Essence of Bodhicitta
Essence of Bodhicitta: How Do We Understand and Practice?
Understanding the essence of bodhicitta is fundamental for our practice. Here, in a brief audio teaching from Japan, Phakchok Rinpoche addresses this question from a student. The student says she has been studying dharma for about the last ten years. She studied many books. And she believes she has an intellectual understanding of bodhicitta. But she has serious doubts about whether she understand at a very deep level in my heart what bodhicitta is. So she asked Rinpoche to please explain the essence of bodhicitta .
The essence of bodhicitta is knowing that the nature of the mind of every living being is actually buddha. And that is the fundamental practice of bodhicitta. Whenever you remember this, then you say, “I wish all sentient beings to be free from suffering and the causes of suffering. I wish them all to attain the enlightenment of realization.” If we know our nature is the same, then it is easy. And it is genuine. But because we don’t have that certainty, bodhicitta cannot arise forcefully – the strength of our bodhicitta is not there.
Once we have that conviction, then we can practice by first asking ourselves, “Who are all sentient beings”?
We think of each and every sentient being as our mother – because Buddha said we are born and we die many, many times so we are all connected. You could have been born as my child many lifetimes ago or I could have been your mother many lifetimes ago. We are all interconnected. Think that all sentient beings are like our parents. They are having suffering and the causes of suffering. For this reason, they need to attain enlightenment.
Then we resolve, “Today I am going to do five minutes of meditation”. Or, “today I am going to go to the temple and offer a coin”. And, “for this reason, I am going to go to the temple to pray”. The motivation to practice in order to benefit others becomes the core intention for any type of practice we do.
The two key reminders are:
- We have trust that the nature of all sentient beings is Buddha.
- We have an attitude of compassion, caring, and kindness.
When we have these two attitudes, bodhicitta arises very correctly. Kindness naturally brings forth compassion. And trust in the buddha nature of all beings brings enlightenment. Both are possible and that is why these are very important.
Essence of Bodhicitta: Pure Compassion
After this explanation, another student asked about compassion and how we should understand pure compassion.
Our compassion is not pure because our compassion has an agenda. For example, I may feel compassion towards you but I have an agenda. My agenda can be anything. Mostly our compassion is not pure because we have an agenda. Our compassion carries emotions. For example, if we feel compassion for someone and if the person then acts badly, we tend to become angry. Our compassion is emotional. On top of that, our compassion has an agenda. And of course, our compassion has judgment. So, our compassion is not the same for everybody.

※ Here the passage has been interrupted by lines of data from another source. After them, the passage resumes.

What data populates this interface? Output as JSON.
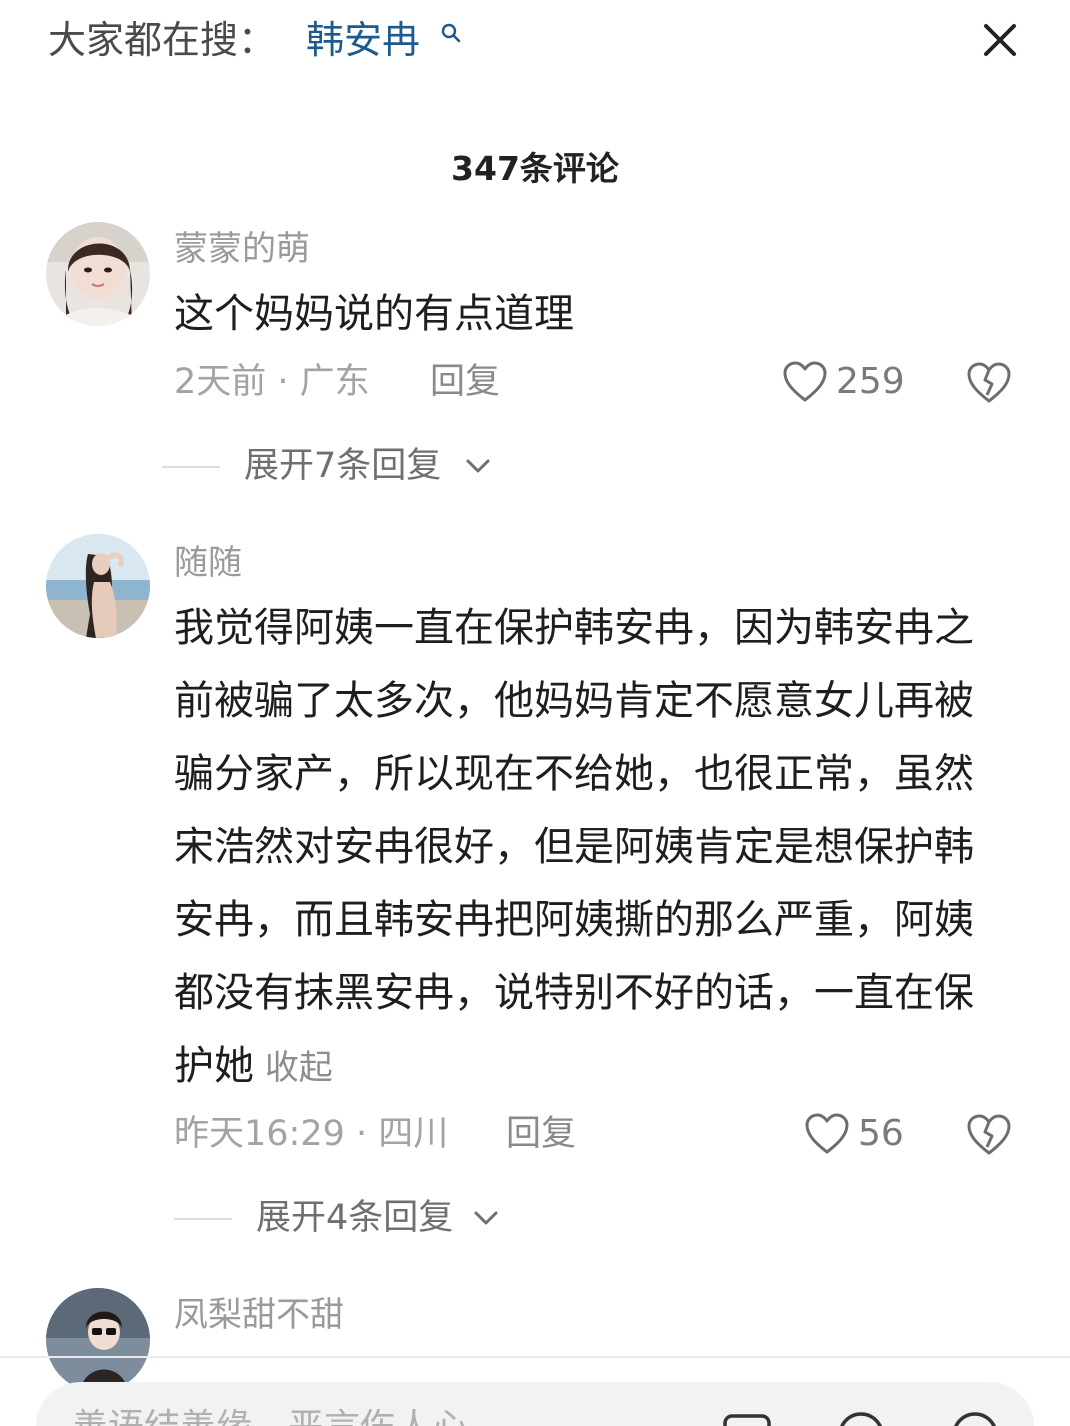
{
  "search_hint": {
    "prefix": "大家都在搜：",
    "term": "韩安冉"
  },
  "header": {
    "title": "347条评论"
  },
  "comments": [
    {
      "username": "蒙蒙的萌",
      "text": "这个妈妈说的有点道理",
      "meta": "2天前 · 广东",
      "reply_label": "回复",
      "likes": "259",
      "expand_label": "展开7条回复"
    },
    {
      "username": "随随",
      "text": "我觉得阿姨一直在保护韩安冉，因为韩安冉之前被骗了太多次，他妈妈肯定不愿意女儿再被骗分家产，所以现在不给她，也很正常，虽然宋浩然对安冉很好，但是阿姨肯定是想保护韩安冉，而且韩安冉把阿姨撕的那么严重，阿姨都没有抹黑安冉，说特别不好的话，一直在保护她",
      "collapse_label": "收起",
      "meta": "昨天16:29 · 四川",
      "reply_label": "回复",
      "likes": "56",
      "expand_label": "展开4条回复"
    },
    {
      "username": "凤梨甜不甜"
    }
  ],
  "input": {
    "placeholder": "善语结善缘，恶言伤人心"
  },
  "colors": {
    "search_term": "#1f5a8c",
    "username": "#9a9a9a",
    "text": "#1e1e1e",
    "meta": "#a3a3a3"
  },
  "icons": {
    "search": "search-icon",
    "close": "close-icon",
    "like": "heart-icon",
    "dislike": "broken-heart-icon",
    "expand": "chevron-down-icon",
    "image": "image-icon",
    "at": "at-icon",
    "emoji": "emoji-icon"
  }
}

When we add all these elements to our compassion, we cannot really call it good compassion, can we?
Emptiness and Compassion
When we meditate on emptiness, we have no agenda. At that time, we don’t have judgment and we don’t have emotion in emptiness. After we have finished our meditation–at the moment we arise– the first thought needs to be, “I wish all sentient beings to be free from suffering and the causes of suffering”. When we arise after the emptiness meditation that moment of compassion has no agenda because it is just after the emptiness meditation. It is pure. But, after five minutes– the agenda develops again. Then our compassion has emotion and judgment.
So how do we practice? We practice by alternating the two practices.
Alternating is the key to practicing correct compassion. Compassion can be developed from emptiness and emptiness can develop from compassion. This is how we practice alternating.
Simply sit for one to five minutes and meditate. Afterward, we say, “I wish all sentient beings to be free from suffering and the causes of suffering.” This is compassion. After we spend some time developing compassion, drop that, and return to emptiness. After emptiness, then we again cultivate compassion.
When we alternate, compassion helps emptiness and emptiness helps compassion. How? Our meditation does not become selfish when we have supported it with compassion. When we don’t have compassion, then our emptiness compassion becomes selfish. That means we are meditating for our own benefit–and that is selfish.
Consider carefully the statements above about selfish compassion and agendas. Then examine your own thoughts, words and deeds. Can you begin to notice when your kindness and compassion has an agenda? Don’t judge yourself–simply notice.
Slowly try to pay more attention to this in your dealings with others in daily life. Can you pause and examine your motives? How does this change your expression of kindness, compassion and bodhicitta?